[Exercise data]

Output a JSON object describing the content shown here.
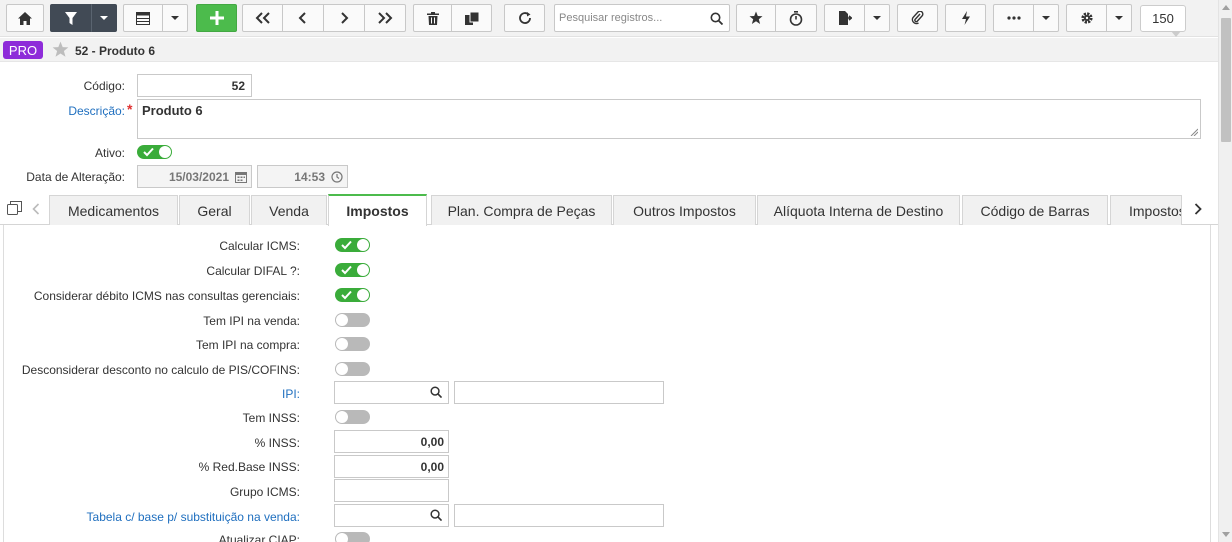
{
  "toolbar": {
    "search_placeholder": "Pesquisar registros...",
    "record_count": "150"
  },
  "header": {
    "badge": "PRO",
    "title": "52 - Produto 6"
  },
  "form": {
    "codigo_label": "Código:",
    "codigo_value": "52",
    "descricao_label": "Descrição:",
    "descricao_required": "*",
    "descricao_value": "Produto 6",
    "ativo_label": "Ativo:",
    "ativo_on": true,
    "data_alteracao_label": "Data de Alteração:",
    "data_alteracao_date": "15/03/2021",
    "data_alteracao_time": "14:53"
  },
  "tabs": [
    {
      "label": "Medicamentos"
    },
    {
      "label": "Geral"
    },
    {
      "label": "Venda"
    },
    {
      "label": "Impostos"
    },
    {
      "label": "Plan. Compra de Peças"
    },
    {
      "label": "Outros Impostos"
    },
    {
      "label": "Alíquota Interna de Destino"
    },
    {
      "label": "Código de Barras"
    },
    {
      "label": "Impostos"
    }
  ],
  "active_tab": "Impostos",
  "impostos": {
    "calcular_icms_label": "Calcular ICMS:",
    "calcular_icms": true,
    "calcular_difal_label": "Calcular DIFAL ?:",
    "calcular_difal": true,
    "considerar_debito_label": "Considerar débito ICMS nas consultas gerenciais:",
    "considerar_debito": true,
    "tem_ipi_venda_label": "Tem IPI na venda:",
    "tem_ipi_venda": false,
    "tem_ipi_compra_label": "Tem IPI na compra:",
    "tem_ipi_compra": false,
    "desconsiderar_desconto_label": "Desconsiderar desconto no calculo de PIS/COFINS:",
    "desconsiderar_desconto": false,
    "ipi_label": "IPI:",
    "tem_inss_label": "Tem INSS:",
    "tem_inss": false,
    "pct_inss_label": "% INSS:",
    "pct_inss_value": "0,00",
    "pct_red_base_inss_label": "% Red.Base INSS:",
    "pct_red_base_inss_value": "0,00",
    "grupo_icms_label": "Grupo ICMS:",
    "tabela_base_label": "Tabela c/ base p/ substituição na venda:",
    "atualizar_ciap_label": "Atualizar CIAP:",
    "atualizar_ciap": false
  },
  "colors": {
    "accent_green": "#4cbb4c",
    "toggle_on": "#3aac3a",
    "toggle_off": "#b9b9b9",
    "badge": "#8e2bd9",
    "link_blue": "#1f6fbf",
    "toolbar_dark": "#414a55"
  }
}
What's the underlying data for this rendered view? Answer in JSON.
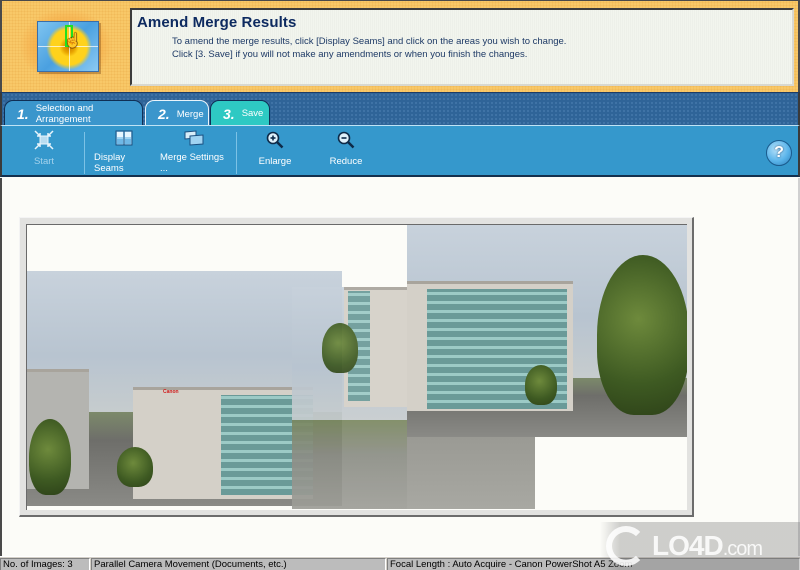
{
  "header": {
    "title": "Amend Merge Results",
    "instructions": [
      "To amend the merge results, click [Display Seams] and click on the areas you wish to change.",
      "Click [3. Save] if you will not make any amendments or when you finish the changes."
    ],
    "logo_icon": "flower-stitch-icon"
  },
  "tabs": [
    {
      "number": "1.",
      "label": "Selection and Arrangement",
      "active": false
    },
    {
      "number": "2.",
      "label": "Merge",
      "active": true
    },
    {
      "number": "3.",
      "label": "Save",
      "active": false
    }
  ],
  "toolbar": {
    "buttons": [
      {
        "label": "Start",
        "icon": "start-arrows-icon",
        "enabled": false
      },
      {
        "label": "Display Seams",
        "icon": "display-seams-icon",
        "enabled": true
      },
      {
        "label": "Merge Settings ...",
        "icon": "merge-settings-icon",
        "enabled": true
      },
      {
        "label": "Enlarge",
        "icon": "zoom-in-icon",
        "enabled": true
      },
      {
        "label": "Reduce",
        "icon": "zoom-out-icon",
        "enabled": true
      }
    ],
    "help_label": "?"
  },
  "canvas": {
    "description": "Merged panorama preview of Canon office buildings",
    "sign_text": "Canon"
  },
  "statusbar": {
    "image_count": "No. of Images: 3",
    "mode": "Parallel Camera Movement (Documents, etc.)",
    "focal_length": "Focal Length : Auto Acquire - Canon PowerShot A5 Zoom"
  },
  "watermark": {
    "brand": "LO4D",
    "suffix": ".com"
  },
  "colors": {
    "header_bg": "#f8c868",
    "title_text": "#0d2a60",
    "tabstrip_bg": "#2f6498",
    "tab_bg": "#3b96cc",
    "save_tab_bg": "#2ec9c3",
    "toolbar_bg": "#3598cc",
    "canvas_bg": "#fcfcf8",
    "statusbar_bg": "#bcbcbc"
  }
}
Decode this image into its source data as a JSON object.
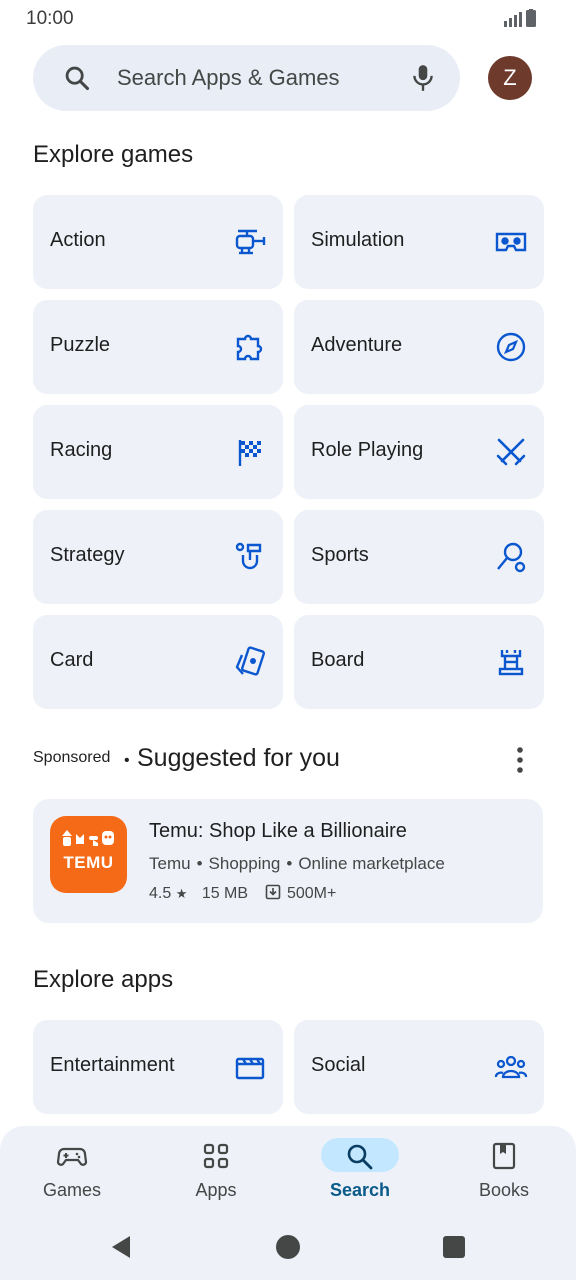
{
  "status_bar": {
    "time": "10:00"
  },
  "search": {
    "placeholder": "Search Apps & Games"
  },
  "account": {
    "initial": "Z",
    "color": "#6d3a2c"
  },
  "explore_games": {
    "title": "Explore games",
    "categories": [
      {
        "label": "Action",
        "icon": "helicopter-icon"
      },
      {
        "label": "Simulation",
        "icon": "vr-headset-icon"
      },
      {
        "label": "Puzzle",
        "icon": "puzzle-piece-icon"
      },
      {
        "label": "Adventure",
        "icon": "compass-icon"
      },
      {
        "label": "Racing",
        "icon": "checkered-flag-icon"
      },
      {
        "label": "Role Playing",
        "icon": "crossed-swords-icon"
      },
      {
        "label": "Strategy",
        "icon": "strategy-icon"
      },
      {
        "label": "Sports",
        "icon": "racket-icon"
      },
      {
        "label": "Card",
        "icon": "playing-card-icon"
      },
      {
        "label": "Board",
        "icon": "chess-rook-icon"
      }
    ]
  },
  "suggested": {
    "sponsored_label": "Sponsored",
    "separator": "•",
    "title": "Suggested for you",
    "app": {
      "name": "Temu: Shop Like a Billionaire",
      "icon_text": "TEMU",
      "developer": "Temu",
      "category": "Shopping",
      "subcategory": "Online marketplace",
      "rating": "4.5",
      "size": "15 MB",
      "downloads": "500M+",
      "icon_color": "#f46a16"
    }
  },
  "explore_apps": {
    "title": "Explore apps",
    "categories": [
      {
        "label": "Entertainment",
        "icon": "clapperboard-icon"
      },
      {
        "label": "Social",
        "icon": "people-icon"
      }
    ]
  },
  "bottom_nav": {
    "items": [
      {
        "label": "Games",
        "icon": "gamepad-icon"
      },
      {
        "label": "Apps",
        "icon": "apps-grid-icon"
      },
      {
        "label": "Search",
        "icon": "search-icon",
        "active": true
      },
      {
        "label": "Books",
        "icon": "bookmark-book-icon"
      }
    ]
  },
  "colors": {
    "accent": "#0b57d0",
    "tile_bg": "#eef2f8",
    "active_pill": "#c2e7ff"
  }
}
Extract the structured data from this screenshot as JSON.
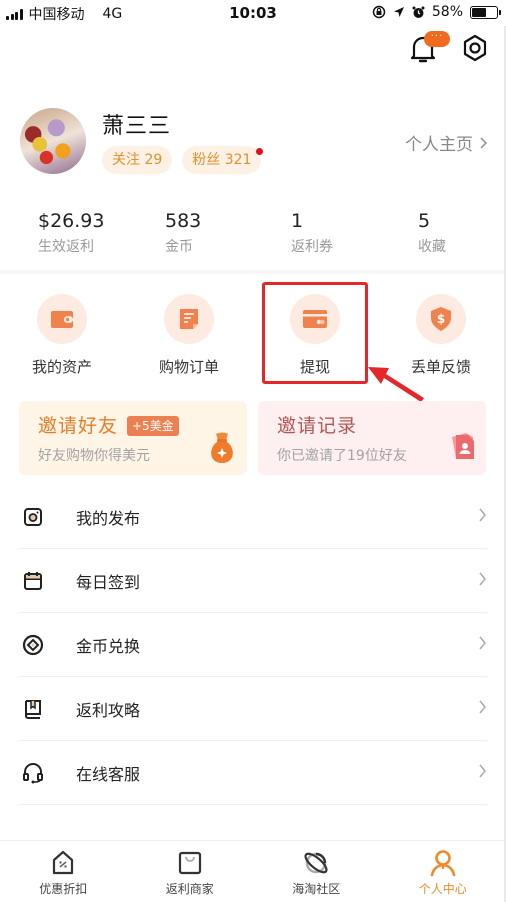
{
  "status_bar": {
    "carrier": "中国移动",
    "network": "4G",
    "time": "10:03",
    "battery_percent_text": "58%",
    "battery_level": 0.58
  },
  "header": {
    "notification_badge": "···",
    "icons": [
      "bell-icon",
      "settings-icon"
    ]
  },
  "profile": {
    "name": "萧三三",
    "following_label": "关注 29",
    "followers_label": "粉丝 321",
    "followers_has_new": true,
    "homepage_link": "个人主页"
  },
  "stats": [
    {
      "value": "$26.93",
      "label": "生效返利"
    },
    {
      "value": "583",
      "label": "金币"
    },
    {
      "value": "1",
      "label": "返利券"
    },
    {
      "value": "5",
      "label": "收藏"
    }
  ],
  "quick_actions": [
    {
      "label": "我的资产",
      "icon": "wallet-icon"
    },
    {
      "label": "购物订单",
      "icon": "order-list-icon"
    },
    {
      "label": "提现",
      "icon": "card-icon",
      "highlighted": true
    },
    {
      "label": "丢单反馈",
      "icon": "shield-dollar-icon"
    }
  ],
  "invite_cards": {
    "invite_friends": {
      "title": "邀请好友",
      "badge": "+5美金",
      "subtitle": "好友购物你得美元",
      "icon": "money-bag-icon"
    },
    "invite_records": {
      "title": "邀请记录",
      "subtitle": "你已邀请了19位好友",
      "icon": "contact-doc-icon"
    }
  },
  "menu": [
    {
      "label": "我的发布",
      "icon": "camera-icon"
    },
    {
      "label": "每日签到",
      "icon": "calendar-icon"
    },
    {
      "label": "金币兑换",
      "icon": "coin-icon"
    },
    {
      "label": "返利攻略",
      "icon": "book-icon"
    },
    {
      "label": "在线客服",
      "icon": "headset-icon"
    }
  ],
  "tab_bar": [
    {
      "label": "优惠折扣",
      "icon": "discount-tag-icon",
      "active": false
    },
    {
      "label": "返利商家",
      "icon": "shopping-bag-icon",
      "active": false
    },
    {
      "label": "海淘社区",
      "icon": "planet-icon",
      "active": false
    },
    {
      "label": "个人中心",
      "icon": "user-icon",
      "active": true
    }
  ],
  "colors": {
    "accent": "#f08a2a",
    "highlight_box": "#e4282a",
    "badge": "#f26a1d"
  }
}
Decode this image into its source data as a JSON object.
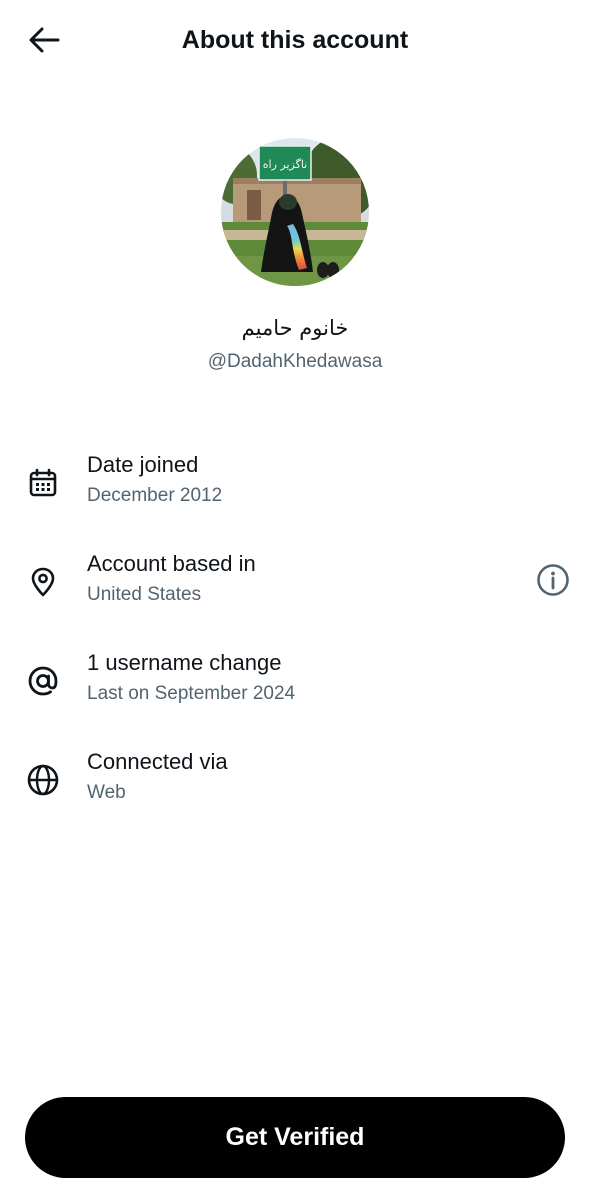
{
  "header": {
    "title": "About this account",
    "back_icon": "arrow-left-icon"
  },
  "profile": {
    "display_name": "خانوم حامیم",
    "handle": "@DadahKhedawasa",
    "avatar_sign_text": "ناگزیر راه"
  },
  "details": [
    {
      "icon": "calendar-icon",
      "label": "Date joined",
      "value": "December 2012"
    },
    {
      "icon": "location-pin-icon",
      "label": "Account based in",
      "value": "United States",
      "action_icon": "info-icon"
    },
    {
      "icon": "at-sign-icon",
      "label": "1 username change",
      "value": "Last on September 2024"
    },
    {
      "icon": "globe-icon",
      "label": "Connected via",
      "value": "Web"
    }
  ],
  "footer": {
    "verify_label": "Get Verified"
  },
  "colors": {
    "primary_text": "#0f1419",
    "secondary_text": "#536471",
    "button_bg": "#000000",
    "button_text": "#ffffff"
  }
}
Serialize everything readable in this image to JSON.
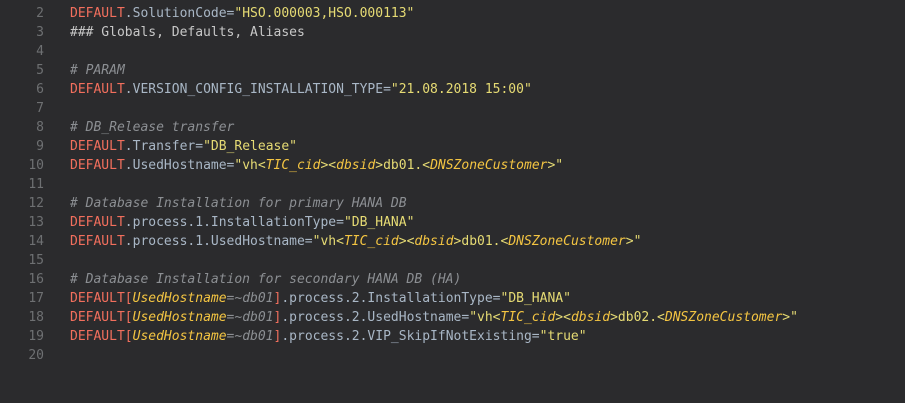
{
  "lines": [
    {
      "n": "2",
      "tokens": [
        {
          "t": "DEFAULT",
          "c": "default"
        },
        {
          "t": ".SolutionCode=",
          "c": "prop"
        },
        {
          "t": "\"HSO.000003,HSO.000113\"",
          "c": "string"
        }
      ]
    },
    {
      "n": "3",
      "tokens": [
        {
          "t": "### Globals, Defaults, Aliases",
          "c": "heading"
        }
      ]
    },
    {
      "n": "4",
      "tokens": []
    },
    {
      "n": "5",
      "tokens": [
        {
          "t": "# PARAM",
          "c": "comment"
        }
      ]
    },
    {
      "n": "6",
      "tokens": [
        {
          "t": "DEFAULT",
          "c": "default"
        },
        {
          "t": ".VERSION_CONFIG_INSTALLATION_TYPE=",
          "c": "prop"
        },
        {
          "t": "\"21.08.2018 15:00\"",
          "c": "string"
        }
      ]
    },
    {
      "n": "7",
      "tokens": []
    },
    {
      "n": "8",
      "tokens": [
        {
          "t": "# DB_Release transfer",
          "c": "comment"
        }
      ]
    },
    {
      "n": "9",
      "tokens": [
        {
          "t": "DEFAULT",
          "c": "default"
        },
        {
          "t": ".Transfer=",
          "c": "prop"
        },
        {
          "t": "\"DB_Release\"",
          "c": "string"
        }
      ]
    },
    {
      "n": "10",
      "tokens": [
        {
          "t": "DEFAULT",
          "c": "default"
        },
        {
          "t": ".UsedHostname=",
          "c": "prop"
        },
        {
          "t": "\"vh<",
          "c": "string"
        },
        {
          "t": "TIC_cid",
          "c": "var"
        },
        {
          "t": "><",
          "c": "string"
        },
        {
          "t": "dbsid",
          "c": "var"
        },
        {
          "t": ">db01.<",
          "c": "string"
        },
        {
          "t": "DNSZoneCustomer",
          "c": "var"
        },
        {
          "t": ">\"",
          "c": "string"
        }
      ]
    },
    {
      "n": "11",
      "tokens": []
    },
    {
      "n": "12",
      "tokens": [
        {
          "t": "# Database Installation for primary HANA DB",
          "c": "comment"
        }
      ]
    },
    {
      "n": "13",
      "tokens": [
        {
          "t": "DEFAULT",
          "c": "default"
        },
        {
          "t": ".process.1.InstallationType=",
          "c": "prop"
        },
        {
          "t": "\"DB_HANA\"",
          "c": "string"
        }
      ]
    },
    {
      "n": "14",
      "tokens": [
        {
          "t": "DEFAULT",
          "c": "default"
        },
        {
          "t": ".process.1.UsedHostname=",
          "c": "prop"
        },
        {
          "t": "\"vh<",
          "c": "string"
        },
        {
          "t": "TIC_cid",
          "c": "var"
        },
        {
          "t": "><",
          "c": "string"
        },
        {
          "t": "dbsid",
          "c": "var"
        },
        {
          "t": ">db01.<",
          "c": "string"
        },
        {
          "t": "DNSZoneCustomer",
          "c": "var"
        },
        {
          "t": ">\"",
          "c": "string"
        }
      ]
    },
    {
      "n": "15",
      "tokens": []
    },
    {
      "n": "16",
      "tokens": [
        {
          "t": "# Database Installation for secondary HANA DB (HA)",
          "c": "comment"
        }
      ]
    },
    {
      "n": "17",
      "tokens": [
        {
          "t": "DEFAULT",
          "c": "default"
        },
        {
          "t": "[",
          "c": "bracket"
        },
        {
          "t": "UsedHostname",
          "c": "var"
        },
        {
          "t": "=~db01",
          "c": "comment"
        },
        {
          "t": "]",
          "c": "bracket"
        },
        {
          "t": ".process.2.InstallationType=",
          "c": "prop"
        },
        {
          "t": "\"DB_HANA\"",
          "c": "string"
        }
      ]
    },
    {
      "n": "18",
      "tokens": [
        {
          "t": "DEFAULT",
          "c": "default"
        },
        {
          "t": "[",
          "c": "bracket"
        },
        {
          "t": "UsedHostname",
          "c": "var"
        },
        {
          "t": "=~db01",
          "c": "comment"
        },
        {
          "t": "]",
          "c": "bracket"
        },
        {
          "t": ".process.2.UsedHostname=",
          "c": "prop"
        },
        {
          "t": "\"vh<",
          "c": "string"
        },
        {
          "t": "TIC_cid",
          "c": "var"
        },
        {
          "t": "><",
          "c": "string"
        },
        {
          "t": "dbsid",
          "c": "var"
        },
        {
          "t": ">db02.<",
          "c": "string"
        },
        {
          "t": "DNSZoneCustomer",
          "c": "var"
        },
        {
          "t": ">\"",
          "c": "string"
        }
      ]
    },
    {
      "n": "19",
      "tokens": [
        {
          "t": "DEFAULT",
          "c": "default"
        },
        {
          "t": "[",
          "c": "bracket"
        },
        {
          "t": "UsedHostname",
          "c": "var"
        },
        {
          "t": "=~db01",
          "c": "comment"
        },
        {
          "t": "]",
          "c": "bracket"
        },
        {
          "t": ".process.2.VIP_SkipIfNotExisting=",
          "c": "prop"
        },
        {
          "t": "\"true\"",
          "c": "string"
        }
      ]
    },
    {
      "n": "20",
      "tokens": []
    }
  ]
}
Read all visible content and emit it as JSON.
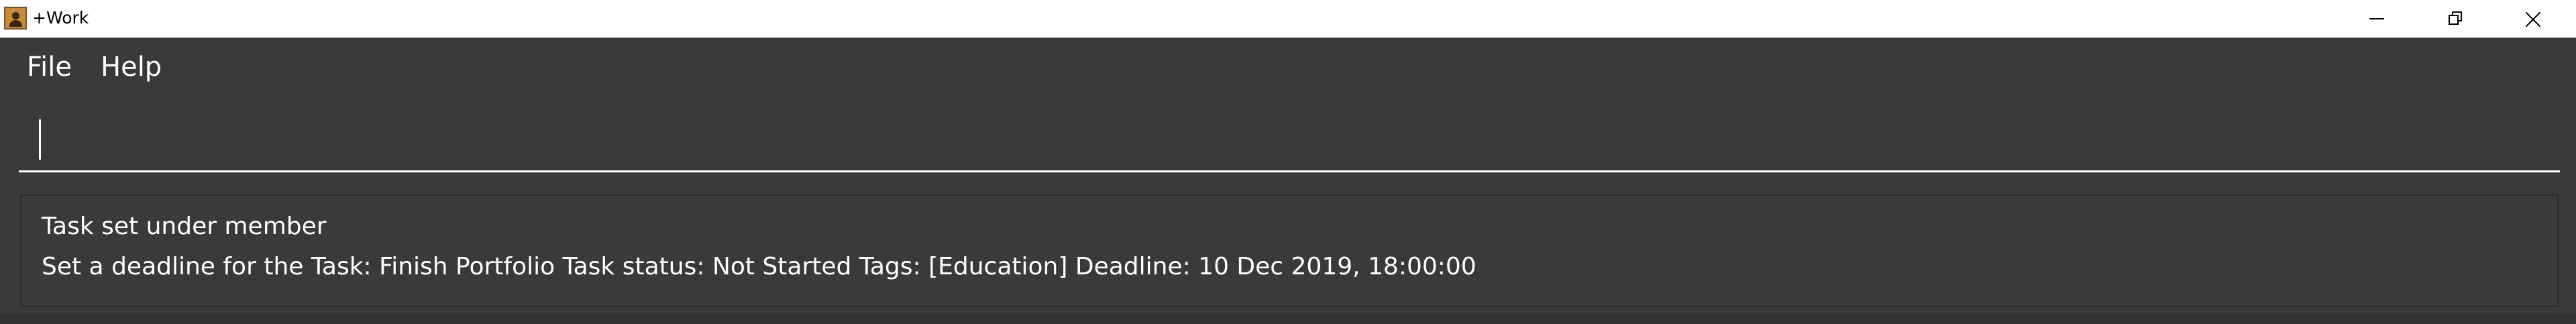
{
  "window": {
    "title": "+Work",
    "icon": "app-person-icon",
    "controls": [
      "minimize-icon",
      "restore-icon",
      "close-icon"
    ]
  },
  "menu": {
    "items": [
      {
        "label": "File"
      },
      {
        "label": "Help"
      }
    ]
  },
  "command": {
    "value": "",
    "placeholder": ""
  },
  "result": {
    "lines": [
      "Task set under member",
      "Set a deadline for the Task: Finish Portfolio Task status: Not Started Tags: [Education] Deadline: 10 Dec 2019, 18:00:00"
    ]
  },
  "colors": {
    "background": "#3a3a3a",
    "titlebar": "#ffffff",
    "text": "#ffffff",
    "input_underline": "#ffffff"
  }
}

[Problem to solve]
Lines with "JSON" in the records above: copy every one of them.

[Response to this exercise]
Output a JSON object describing the content shown here.
What's the underlying data for this rendered view? Answer in JSON.
Decode this image into its source data as a JSON object.
Extract the structured data from this screenshot as JSON.
Decode this image into its source data as a JSON object.
Serialize everything readable in this image to JSON.
Read all visible content and emit it as JSON.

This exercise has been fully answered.